Citation: Peng Y, Wang W, Fang Y, Hu H, Chang N, Pang M, Hu Y-F, Li X, Long H, Xiong J-W and Zhang R (2021) Inhibition of TGF-β/Smad3 Signaling Disrupts Cardiomyocyte Cell Cycle Progression and Epithelial–Mesenchymal Transition-Like Response During Ventricle Regeneration. Front. Cell Dev. Biol. 9:632372. doi: 10.3389/fcell.2021.632372
Received: 23 November 2020; Accepted: 03 February 2021;
Published: 16 March 2021.
Edited by:Liqing Zang, Mie University, Japan
Reviewed by:Angel Raya, Institut d’Investigacio Biomedica de Bellvitge (IDIBELL), Spain
Michael Tsang, University of Pittsburgh, United States
Copyright © 2021 Peng, Wang, Fang, Hu, Chang, Pang, Hu, Li, Long, Xiong and Zhang. This is an open-access article distributed under the terms of the Creative Commons Attribution License (CC BY). The use, distribution or reproduction in other forums is permitted, provided the original author(s) and the copyright owner(s) are credited and that the original publication in this journal is cited, in accordance with accepted academic practice.
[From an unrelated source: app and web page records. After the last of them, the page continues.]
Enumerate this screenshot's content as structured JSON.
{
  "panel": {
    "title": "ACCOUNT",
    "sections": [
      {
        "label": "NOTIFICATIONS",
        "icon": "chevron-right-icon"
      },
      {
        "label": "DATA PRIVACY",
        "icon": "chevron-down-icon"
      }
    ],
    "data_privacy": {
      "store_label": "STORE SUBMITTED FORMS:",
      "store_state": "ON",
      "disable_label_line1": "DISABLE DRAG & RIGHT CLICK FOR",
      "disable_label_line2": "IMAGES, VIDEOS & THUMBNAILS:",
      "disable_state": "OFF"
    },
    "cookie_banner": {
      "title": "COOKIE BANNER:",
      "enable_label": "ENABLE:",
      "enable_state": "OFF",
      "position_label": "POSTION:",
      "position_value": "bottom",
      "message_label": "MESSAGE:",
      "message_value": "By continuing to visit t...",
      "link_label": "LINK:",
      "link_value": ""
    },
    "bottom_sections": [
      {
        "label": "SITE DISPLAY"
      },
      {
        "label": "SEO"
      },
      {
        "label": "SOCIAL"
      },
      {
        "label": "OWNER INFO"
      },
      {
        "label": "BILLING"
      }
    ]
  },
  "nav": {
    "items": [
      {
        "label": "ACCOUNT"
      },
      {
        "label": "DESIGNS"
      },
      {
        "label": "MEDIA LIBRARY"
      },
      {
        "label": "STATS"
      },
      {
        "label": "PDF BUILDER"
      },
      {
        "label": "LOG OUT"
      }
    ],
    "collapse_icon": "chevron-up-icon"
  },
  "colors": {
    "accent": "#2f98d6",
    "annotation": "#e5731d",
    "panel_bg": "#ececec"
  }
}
No use, distribution or reproduction is permitted which does not comply with these terms.
*Correspondence: Ruilin Zhang, email@example.com